  2. Media Queries:

    Employ media queries to adjust styles and layout configurations based on the device's characteristics, such as width, height, or orientation.

Displaying weather data effectively is about more than just showing numbers and text; it’s about creating an intuitive, informative, and accessible presentation that enhances user engagement. By carefully structuring the display elements, incorporating visual aids like icons and charts, and ensuring accessibility, your weather application will provide a user-friendly experience that delivers essential weather information efficiently. As you refine the display of weather data, continue to gather user feedback to make iterative improvements, ensuring that the application remains useful and relevant to your audience.

5. Displaying Weather Data

Once you have successfully fetched and processed the weather data, the next critical step is to display this information effectively in your user interface. This section focuses on how to dynamically present weather data to users in a clear and engaging manner.

5.1 Structuring the Display

  1. Weather Information Cards:

    Create distinct UI components or "cards" for different pieces of weather information. For example, have separate cards for displaying current weather, hourly forecasts, and weekly forecasts. This modular approach makes it easier to manage and update specific sections of the display independently.

    Example HTML Structure for Weather Cards:

    <div id="currentWeather" class="weather-card">
        <h2>Current Weather</h2>
        <div id="temp" class="weather-detail"></div>
        <div id="conditions" class="weather-detail"></div>
        <div id="humidity" class="weather-detail"></div>
    </div>
  2. Dynamic Updates:

    Implement JavaScript functions to update these cards dynamically based on the data received from the weather API. Ensure that updates are performed without refreshing the page to provide a seamless user experience.

5.2 Implementing Data Visualization

  1. Weather Icons:

    Use weather condition codes returned by the API to display appropriate weather icons that visually represent the current weather conditions. Icons can be more effective than text at quickly conveying weather information.

    Example of Updating Weather Icons:

    function updateWeatherIcon(conditionCode) {
        const iconElement = document.getElementById('weatherIcon');
        iconElement.src = `/path/to/icons/${conditionCode}.png`;
    }
  2. Graphs and Charts (Optional):

    For more detailed forecasts, consider using graphical representations such as charts or graphs.

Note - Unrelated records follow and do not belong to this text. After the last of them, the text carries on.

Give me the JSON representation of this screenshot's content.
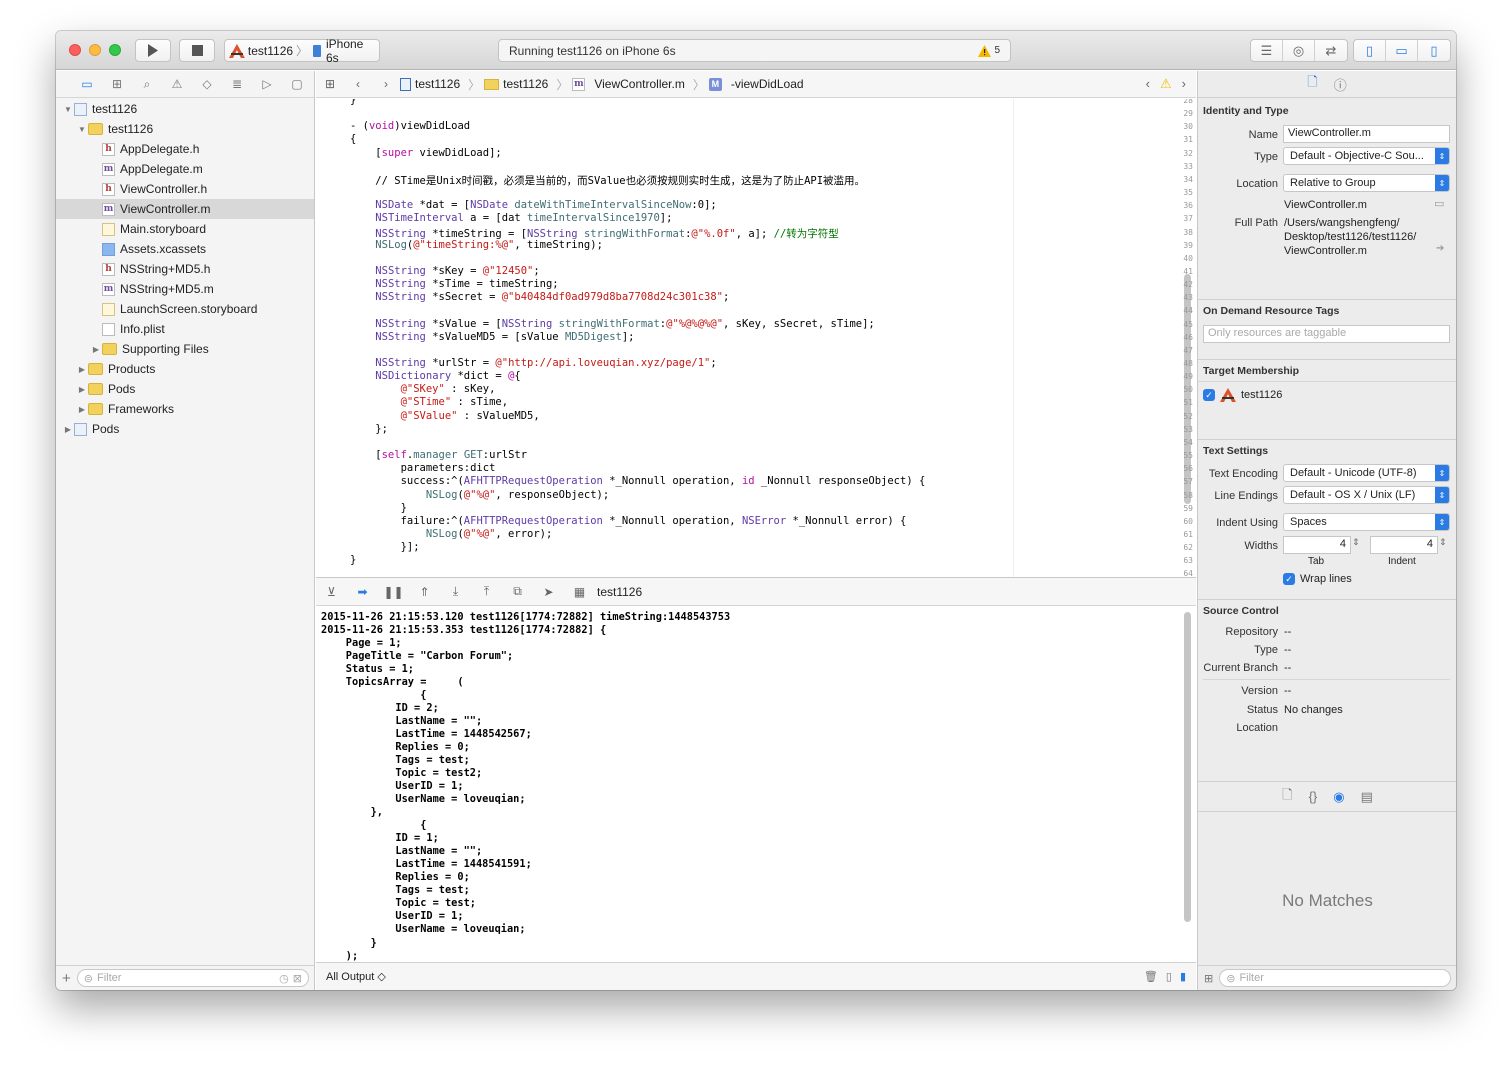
{
  "toolbar": {
    "scheme_target": "test1126",
    "scheme_device": "iPhone 6s",
    "activity_status": "Running test1126 on iPhone 6s",
    "warning_count": "5"
  },
  "navigator": {
    "filter_placeholder": "Filter",
    "tree": [
      {
        "label": "test1126",
        "indent": 0,
        "icon": "project-icon",
        "tri": "▼",
        "selected": false
      },
      {
        "label": "test1126",
        "indent": 1,
        "icon": "folder-icon",
        "tri": "▼",
        "selected": false
      },
      {
        "label": "AppDelegate.h",
        "indent": 2,
        "icon": "h-file-icon",
        "tri": "",
        "selected": false
      },
      {
        "label": "AppDelegate.m",
        "indent": 2,
        "icon": "m-file-icon",
        "tri": "",
        "selected": false
      },
      {
        "label": "ViewController.h",
        "indent": 2,
        "icon": "h-file-icon",
        "tri": "",
        "selected": false
      },
      {
        "label": "ViewController.m",
        "indent": 2,
        "icon": "m-file-icon",
        "tri": "",
        "selected": true
      },
      {
        "label": "Main.storyboard",
        "indent": 2,
        "icon": "storyboard-icon",
        "tri": "",
        "selected": false
      },
      {
        "label": "Assets.xcassets",
        "indent": 2,
        "icon": "assets-icon",
        "tri": "",
        "selected": false
      },
      {
        "label": "NSString+MD5.h",
        "indent": 2,
        "icon": "h-file-icon",
        "tri": "",
        "selected": false
      },
      {
        "label": "NSString+MD5.m",
        "indent": 2,
        "icon": "m-file-icon",
        "tri": "",
        "selected": false
      },
      {
        "label": "LaunchScreen.storyboard",
        "indent": 2,
        "icon": "storyboard-icon",
        "tri": "",
        "selected": false
      },
      {
        "label": "Info.plist",
        "indent": 2,
        "icon": "plist-icon",
        "tri": "",
        "selected": false
      },
      {
        "label": "Supporting Files",
        "indent": 2,
        "icon": "folder-icon",
        "tri": "▶",
        "selected": false
      },
      {
        "label": "Products",
        "indent": 1,
        "icon": "folder-icon",
        "tri": "▶",
        "selected": false
      },
      {
        "label": "Pods",
        "indent": 1,
        "icon": "folder-icon",
        "tri": "▶",
        "selected": false
      },
      {
        "label": "Frameworks",
        "indent": 1,
        "icon": "folder-icon",
        "tri": "▶",
        "selected": false
      },
      {
        "label": "Pods",
        "indent": 0,
        "icon": "project-icon",
        "tri": "▶",
        "selected": false
      }
    ]
  },
  "jumpbar": {
    "crumbs": [
      "test1126",
      "test1126",
      "ViewController.m",
      "-viewDidLoad"
    ]
  },
  "code": {
    "lines": [
      {
        "n": "28",
        "t": "}"
      },
      {
        "n": "29",
        "t": ""
      },
      {
        "n": "30",
        "t": "- (void)viewDidLoad"
      },
      {
        "n": "31",
        "t": "{"
      },
      {
        "n": "32",
        "t": "    [super viewDidLoad];"
      },
      {
        "n": "33",
        "t": ""
      },
      {
        "n": "34",
        "t": "    // STime是Unix时间戳，必须是当前的，而SValue也必须按规则实时生成，这是为了防止API被滥用。"
      },
      {
        "n": "35",
        "t": ""
      },
      {
        "n": "36",
        "t": "    NSDate *dat = [NSDate dateWithTimeIntervalSinceNow:0];"
      },
      {
        "n": "37",
        "t": "    NSTimeInterval a = [dat timeIntervalSince1970];"
      },
      {
        "n": "38",
        "t": "    NSString *timeString = [NSString stringWithFormat:@\"%.0f\", a]; //转为字符型"
      },
      {
        "n": "39",
        "t": "    NSLog(@\"timeString:%@\", timeString);"
      },
      {
        "n": "40",
        "t": ""
      },
      {
        "n": "41",
        "t": "    NSString *sKey = @\"12450\";"
      },
      {
        "n": "42",
        "t": "    NSString *sTime = timeString;"
      },
      {
        "n": "43",
        "t": "    NSString *sSecret = @\"b40484df0ad979d8ba7708d24c301c38\";"
      },
      {
        "n": "44",
        "t": ""
      },
      {
        "n": "45",
        "t": "    NSString *sValue = [NSString stringWithFormat:@\"%@%@%@\", sKey, sSecret, sTime];"
      },
      {
        "n": "46",
        "t": "    NSString *sValueMD5 = [sValue MD5Digest];"
      },
      {
        "n": "47",
        "t": ""
      },
      {
        "n": "48",
        "t": "    NSString *urlStr = @\"http://api.loveuqian.xyz/page/1\";"
      },
      {
        "n": "49",
        "t": "    NSDictionary *dict = @{"
      },
      {
        "n": "50",
        "t": "        @\"SKey\" : sKey,"
      },
      {
        "n": "51",
        "t": "        @\"STime\" : sTime,"
      },
      {
        "n": "52",
        "t": "        @\"SValue\" : sValueMD5,"
      },
      {
        "n": "53",
        "t": "    };"
      },
      {
        "n": "54",
        "t": ""
      },
      {
        "n": "55",
        "t": "    [self.manager GET:urlStr"
      },
      {
        "n": "56",
        "t": "        parameters:dict"
      },
      {
        "n": "57",
        "t": "        success:^(AFHTTPRequestOperation *_Nonnull operation, id _Nonnull responseObject) {"
      },
      {
        "n": "58",
        "t": "            NSLog(@\"%@\", responseObject);"
      },
      {
        "n": "59",
        "t": "        }"
      },
      {
        "n": "60",
        "t": "        failure:^(AFHTTPRequestOperation *_Nonnull operation, NSError *_Nonnull error) {"
      },
      {
        "n": "61",
        "t": "            NSLog(@\"%@\", error);"
      },
      {
        "n": "62",
        "t": "        }];"
      },
      {
        "n": "63",
        "t": "}"
      },
      {
        "n": "64",
        "t": ""
      }
    ]
  },
  "debug": {
    "process": "test1126"
  },
  "console": {
    "lines": [
      "2015-11-26 21:15:53.120 test1126[1774:72882] timeString:1448543753",
      "2015-11-26 21:15:53.353 test1126[1774:72882] {",
      "    Page = 1;",
      "    PageTitle = \"Carbon Forum\";",
      "    Status = 1;",
      "    TopicsArray =     (",
      "                {",
      "            ID = 2;",
      "            LastName = \"\";",
      "            LastTime = 1448542567;",
      "            Replies = 0;",
      "            Tags = test;",
      "            Topic = test2;",
      "            UserID = 1;",
      "            UserName = loveuqian;",
      "        },",
      "                {",
      "            ID = 1;",
      "            LastName = \"\";",
      "            LastTime = 1448541591;",
      "            Replies = 0;",
      "            Tags = test;",
      "            Topic = test;",
      "            UserID = 1;",
      "            UserName = loveuqian;",
      "        }",
      "    );"
    ],
    "output_selector": "All Output ◇"
  },
  "inspector": {
    "identity": {
      "title": "Identity and Type",
      "name_label": "Name",
      "name_value": "ViewController.m",
      "type_label": "Type",
      "type_value": "Default - Objective-C Sou...",
      "location_label": "Location",
      "location_value": "Relative to Group",
      "location_file": "ViewController.m",
      "fullpath_label": "Full Path",
      "fullpath_1": "/Users/wangshengfeng/",
      "fullpath_2": "Desktop/test1126/test1126/",
      "fullpath_3": "ViewController.m"
    },
    "ondemand": {
      "title": "On Demand Resource Tags",
      "placeholder": "Only resources are taggable"
    },
    "target": {
      "title": "Target Membership",
      "item": "test1126"
    },
    "text": {
      "title": "Text Settings",
      "encoding_label": "Text Encoding",
      "encoding_value": "Default - Unicode (UTF-8)",
      "endings_label": "Line Endings",
      "endings_value": "Default - OS X / Unix (LF)",
      "indent_label": "Indent Using",
      "indent_value": "Spaces",
      "widths_label": "Widths",
      "tab_value": "4",
      "indent_width_value": "4",
      "tab_caption": "Tab",
      "indent_caption": "Indent",
      "wrap_label": "Wrap lines"
    },
    "source": {
      "title": "Source Control",
      "repository_label": "Repository",
      "repository_value": "--",
      "type_label": "Type",
      "type_value": "--",
      "branch_label": "Current Branch",
      "branch_value": "--",
      "version_label": "Version",
      "version_value": "--",
      "status_label": "Status",
      "status_value": "No changes",
      "location_label": "Location"
    },
    "library": {
      "no_matches": "No Matches",
      "filter_placeholder": "Filter"
    }
  }
}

Libraries like Chart.js or D3.js can be used to create interactive charts that show temperature changes, precipitation probabilities, or wind patterns over time.

5.3 Accessibility Considerations

  1. Readable Fonts and Colors:

    Choose font sizes and colors that ensure readability across all devices and lighting conditions. High contrast between text and background colors is essential for readability and accessibility.

  2. Alt Text for Icons:

    Provide descriptive alt text for all icons used in the application. This text should convey the same information as the icon itself, ensuring that the content is accessible to users with visual impairments.

5.4 Responsive Design

  1. Fluid Layouts:

    Use CSS Grid or Flexbox to create fluid layouts that adapt to different screen sizes. This responsiveness ensures that the weather information is presented neatly and legibly on both large screens and mobile devices.

  2. Media Queries:

    Employ media queries to adjust styles and layout configurations based on the device's characteristics, such as width, height, or orientation.

Displaying weather data effectively is about more than just showing numbers and text; it’s about creating an intuitive, informative, and accessible presentation that enhances user engagement. By carefully structuring the display elements, incorporating visual aids like icons and charts, and ensuring accessibility, your weather application will provide a user-friendly experience that delivers essential weather information efficiently. As you refine the display of weather data, continue to gather user feedback to make iterative improvements, ensuring that the application remains useful and relevant to your audience.